Required work >>
Print the whole listing below again, exactly as given.

*** Begin section ***

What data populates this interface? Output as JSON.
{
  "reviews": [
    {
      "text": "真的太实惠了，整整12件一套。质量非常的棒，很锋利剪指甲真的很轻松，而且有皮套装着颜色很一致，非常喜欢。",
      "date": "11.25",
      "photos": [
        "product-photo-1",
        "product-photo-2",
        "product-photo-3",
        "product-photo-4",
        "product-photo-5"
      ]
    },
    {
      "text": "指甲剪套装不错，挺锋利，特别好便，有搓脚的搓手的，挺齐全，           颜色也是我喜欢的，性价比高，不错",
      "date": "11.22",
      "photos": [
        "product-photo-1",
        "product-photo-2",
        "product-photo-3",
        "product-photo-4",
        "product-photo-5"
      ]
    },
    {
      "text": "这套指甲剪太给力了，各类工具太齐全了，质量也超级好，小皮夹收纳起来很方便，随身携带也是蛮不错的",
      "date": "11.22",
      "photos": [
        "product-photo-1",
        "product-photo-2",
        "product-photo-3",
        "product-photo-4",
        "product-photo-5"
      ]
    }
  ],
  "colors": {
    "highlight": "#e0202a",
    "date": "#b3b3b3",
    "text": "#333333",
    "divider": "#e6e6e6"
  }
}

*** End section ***

The answer >>
What data populates this interface? Output as JSON.
{
  "reviews": [
    {
      "text": "真的太实惠了，整整12件一套。质量非常的棒，很锋利剪指甲真的很轻松，而且有皮套装着颜色很一致，非常喜欢。",
      "date": "11.25",
      "photos": [
        "product-photo-1",
        "product-photo-2",
        "product-photo-3",
        "product-photo-4",
        "product-photo-5"
      ]
    },
    {
      "text": "指甲剪套装不错，挺锋利，特别好便，有搓脚的搓手的，挺齐全，           颜色也是我喜欢的，性价比高，不错",
      "date": "11.22",
      "photos": [
        "product-photo-1",
        "product-photo-2",
        "product-photo-3",
        "product-photo-4",
        "product-photo-5"
      ]
    },
    {
      "text": "这套指甲剪太给力了，各类工具太齐全了，质量也超级好，小皮夹收纳起来很方便，随身携带也是蛮不错的",
      "date": "11.22",
      "photos": [
        "product-photo-1",
        "product-photo-2",
        "product-photo-3",
        "product-photo-4",
        "product-photo-5"
      ]
    }
  ],
  "colors": {
    "highlight": "#e0202a",
    "date": "#b3b3b3",
    "text": "#333333",
    "divider": "#e6e6e6"
  }
}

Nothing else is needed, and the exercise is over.